A lot of this was easy, collecting links to recipes we’d printed out a long time ago, when that was the way we worked. Some of it required copying recipes to a new file to incorporate the changes we’d made to make them ours. Now I’m doing the hard part, the handwritten recipes.
It’s not the typing that makes it hard. It’s the depersonalizing. It’s taking the quirks of gifts and rendering them all in pixels and plain fonts. It’s knowing that even though I plan to keep these pages, we’ll hardly look at them again when there are easier copies to use.
The recipes resist depersonalization, though.
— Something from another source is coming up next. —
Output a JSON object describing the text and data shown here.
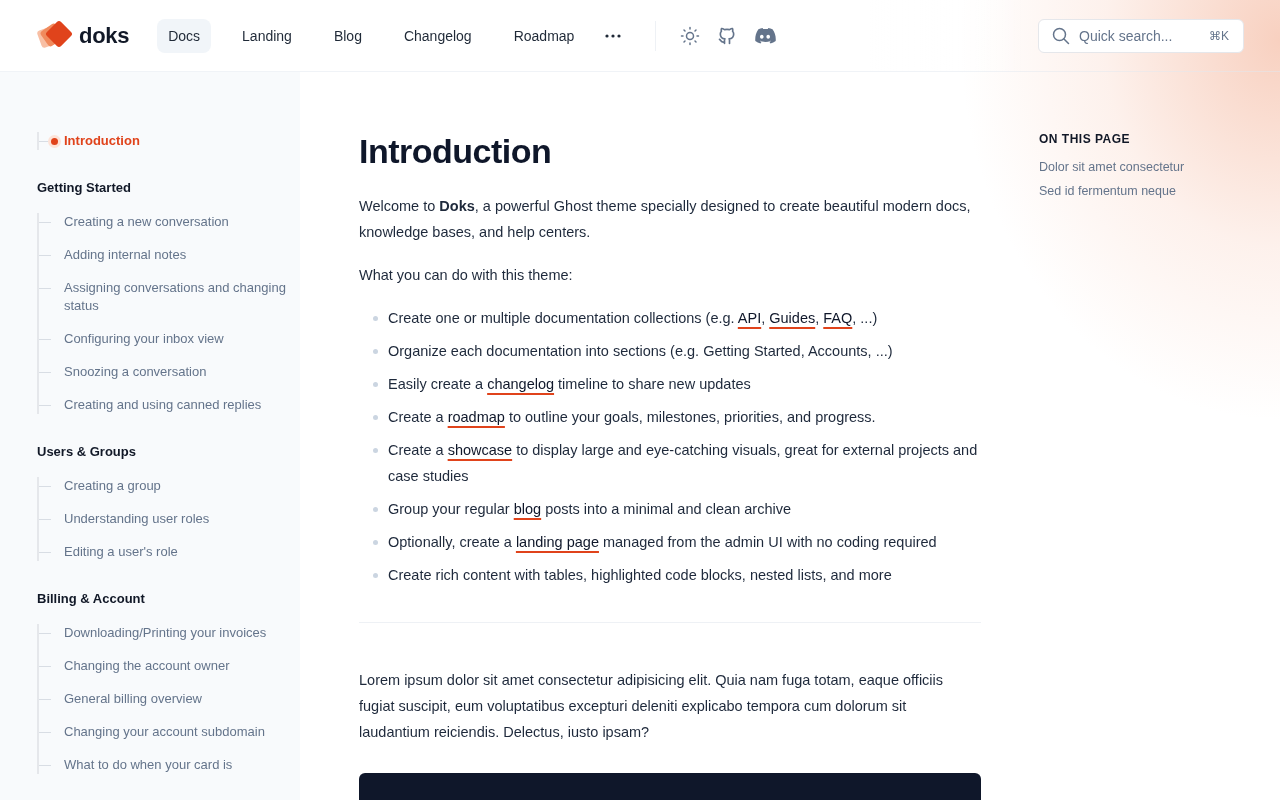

They resist standardization. They can’t be fit into a normal recipe format without losing the knowledge they contain. In celebration of that and of the people who live on in these recipes, here’s what my grandmother wanted me to know when I asked her for her special applesauce recipe.
Wash, quarter, and core 2-1/2 lbs apples. Put in sauce pan and partly cover with water. Old apples require more water than new ones. Simmer until tender. Put through food mill, or blend skin and all. Return pulp to sauce pan. Add enough sugar to make palatable. Cook gently 3 minutes. Check for sweetness (need more sugar?). Sprinkle with cinnamon and nutmeg. If apples are tasteless variety, add drop of lemon.
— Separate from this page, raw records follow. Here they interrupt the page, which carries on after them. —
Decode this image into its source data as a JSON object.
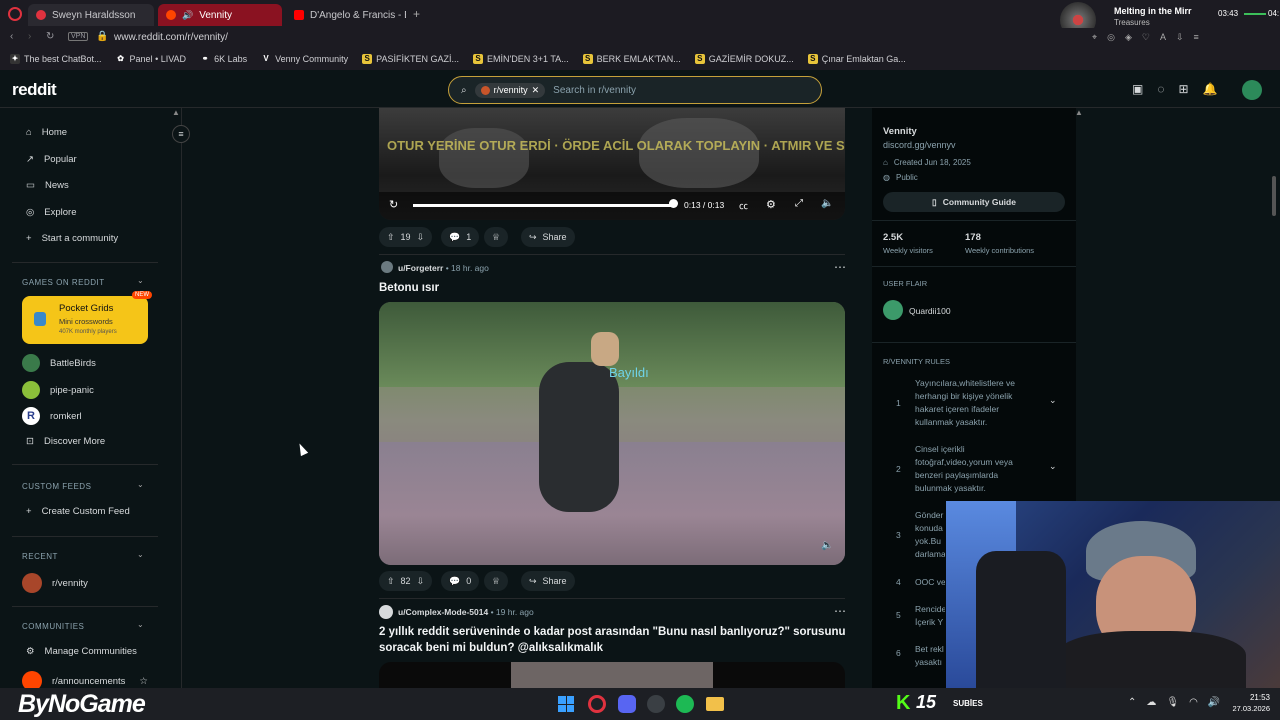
{
  "browser": {
    "tabs": [
      {
        "label": "Sweyn Haraldsson",
        "color": "#e0323f"
      },
      {
        "label": "Vennity",
        "color": "#ff4500"
      },
      {
        "label": "D'Angelo & Francis - Blad",
        "color": "#ff0000"
      }
    ],
    "url": "www.reddit.com/r/vennity/",
    "vpn": "VPN",
    "bookmarks": [
      "The best ChatBot...",
      "Panel • LIVAD",
      "6K Labs",
      "Venny Community",
      "PASİFİKTEN GAZİ...",
      "EMİN'DEN 3+1 TA...",
      "BERK EMLAK'TAN...",
      "GAZİEMİR DOKUZ...",
      "Çınar Emlaktan Ga..."
    ],
    "media_widget": {
      "title": "Melting in the Mirr",
      "artist": "Treasures",
      "elapsed": "03:43",
      "remaining": "04:"
    }
  },
  "reddit": {
    "logo": "reddit",
    "search": {
      "chip": "r/vennity",
      "placeholder": "Search in r/vennity"
    }
  },
  "leftnav": {
    "items": [
      "Home",
      "Popular",
      "News",
      "Explore",
      "Start a community"
    ],
    "games_title": "GAMES ON REDDIT",
    "featured_game": {
      "title": "Pocket Grids",
      "subtitle": "Mini crosswords",
      "players": "407K monthly players",
      "badge": "NEW"
    },
    "games": [
      "BattleBirds",
      "pipe-panic",
      "romkerl",
      "Discover More"
    ],
    "custom_feeds_title": "CUSTOM FEEDS",
    "create_custom_feed": "Create Custom Feed",
    "recent_title": "RECENT",
    "recent": [
      "r/vennity"
    ],
    "communities_title": "COMMUNITIES",
    "communities": [
      "Manage Communities",
      "r/announcements"
    ]
  },
  "feed": {
    "video1": {
      "time": "0:13 / 0:13",
      "progress": 1.0,
      "overlay_text": "OTUR YERİNE OTUR ERDİ · ÖRDE ACİL OLARAK TOPLAYIN · ATMIR VE S"
    },
    "post1_actions": {
      "votes": "19",
      "comments": "1",
      "share": "Share"
    },
    "post2": {
      "author": "u/Forgeterr",
      "time": "18 hr. ago",
      "title": "Betonu ısır",
      "overlay_text": "Bayıldı",
      "votes": "82",
      "comments": "0",
      "share": "Share"
    },
    "post3": {
      "author": "u/Complex-Mode-5014",
      "time": "19 hr. ago",
      "title_line1": "2 yıllık reddit serüveninde o kadar post arasından \"Bunu nasıl banlıyoruz?\" sorusunu",
      "title_line2": "soracak beni mi buldun? @alıksalıkmalık"
    }
  },
  "sidebar": {
    "name": "Vennity",
    "link": "discord.gg/vennyv",
    "created": "Created Jun 18, 2025",
    "visibility": "Public",
    "guide_button": "Community Guide",
    "stats": [
      {
        "value": "2.5K",
        "label": "Weekly visitors"
      },
      {
        "value": "178",
        "label": "Weekly contributions"
      }
    ],
    "flair_title": "USER FLAIR",
    "flair_user": "Quardii100",
    "rules_title": "R/VENNITY RULES",
    "rules": [
      {
        "n": "1",
        "text": "Yayıncılara,whitelistlere ve herhangi bir kişiye yönelik hakaret içeren ifadeler kullanmak yasaktır."
      },
      {
        "n": "2",
        "text": "Cinsel içerikli fotoğraf,video,yorum veya benzeri paylaşımlarda bulunmak yasaktır."
      },
      {
        "n": "3",
        "text": "Gönder konuda yok.Bu darlama"
      },
      {
        "n": "4",
        "text": "OOC ve"
      },
      {
        "n": "5",
        "text": "Rencide İçerik Y"
      },
      {
        "n": "6",
        "text": "Bet rekl yasaktı"
      }
    ]
  },
  "overlay": {
    "watermark": "ByNoGame",
    "kick_count": "15",
    "subs_label": "SUBİES"
  },
  "taskbar": {
    "time": "21:53",
    "date": "27.03.2026"
  },
  "colors": {
    "bg": "#0b1416",
    "accent": "#ff4500",
    "tab_active": "#8a1221",
    "game_card": "#f5c518"
  }
}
Wash, peel, core, and slice about 8 tart apples. In saucepan, add 1 cup water to 1 lb apples. Simmer until tender. Stir in 1/2 cup sugar, dash of salt, 1 tsp lemon juice (if apples aren’t too tart), 1/8 tsp cinnamon or nutmeg. Taste—add more sugar? Cook 1 minute more. Serve cold. Good topped with whipped cream or ice cream.
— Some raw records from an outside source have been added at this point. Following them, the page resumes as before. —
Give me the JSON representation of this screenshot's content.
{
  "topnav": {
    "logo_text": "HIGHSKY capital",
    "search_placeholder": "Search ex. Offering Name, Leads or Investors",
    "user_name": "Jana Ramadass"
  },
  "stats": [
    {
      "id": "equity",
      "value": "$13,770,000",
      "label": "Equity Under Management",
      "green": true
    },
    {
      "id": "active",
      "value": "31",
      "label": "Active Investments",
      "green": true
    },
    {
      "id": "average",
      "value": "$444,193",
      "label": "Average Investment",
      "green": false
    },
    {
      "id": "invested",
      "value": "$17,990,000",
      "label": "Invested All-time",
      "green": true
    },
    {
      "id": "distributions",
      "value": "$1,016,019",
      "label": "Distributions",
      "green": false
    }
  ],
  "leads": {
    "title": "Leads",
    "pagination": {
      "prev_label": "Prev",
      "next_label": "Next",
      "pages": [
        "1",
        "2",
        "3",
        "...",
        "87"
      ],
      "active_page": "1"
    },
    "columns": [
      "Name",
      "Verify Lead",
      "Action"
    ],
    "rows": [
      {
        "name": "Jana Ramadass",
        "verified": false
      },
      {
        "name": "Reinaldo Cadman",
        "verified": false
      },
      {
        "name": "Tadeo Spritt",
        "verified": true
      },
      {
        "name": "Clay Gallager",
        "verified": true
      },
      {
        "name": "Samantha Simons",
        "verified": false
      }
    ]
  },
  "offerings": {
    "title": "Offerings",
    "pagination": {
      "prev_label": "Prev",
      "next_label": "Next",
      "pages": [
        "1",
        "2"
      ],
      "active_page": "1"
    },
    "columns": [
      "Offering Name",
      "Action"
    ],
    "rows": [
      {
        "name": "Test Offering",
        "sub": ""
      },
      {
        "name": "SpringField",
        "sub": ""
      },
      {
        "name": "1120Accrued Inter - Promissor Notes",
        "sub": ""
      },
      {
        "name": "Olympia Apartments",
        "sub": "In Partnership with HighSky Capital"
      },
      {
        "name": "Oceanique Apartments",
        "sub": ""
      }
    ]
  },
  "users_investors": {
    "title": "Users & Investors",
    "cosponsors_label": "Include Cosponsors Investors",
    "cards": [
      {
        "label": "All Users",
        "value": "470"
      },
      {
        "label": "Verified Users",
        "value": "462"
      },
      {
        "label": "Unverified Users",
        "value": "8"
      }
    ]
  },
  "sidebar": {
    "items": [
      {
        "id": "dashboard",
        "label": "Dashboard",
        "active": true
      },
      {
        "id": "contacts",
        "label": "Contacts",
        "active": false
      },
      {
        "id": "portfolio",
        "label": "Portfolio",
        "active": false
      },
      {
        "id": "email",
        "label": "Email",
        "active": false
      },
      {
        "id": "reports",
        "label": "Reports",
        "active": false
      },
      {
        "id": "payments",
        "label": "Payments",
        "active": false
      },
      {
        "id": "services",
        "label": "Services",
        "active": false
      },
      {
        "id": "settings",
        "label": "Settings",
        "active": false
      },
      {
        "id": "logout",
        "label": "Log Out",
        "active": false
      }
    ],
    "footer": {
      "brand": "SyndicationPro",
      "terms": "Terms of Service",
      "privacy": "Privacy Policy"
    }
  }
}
There are so many varieties of apples it is difficult to make a definitive recipe. Have fun.
It’s apple season here. I think this would be a good year to make some apple sauce.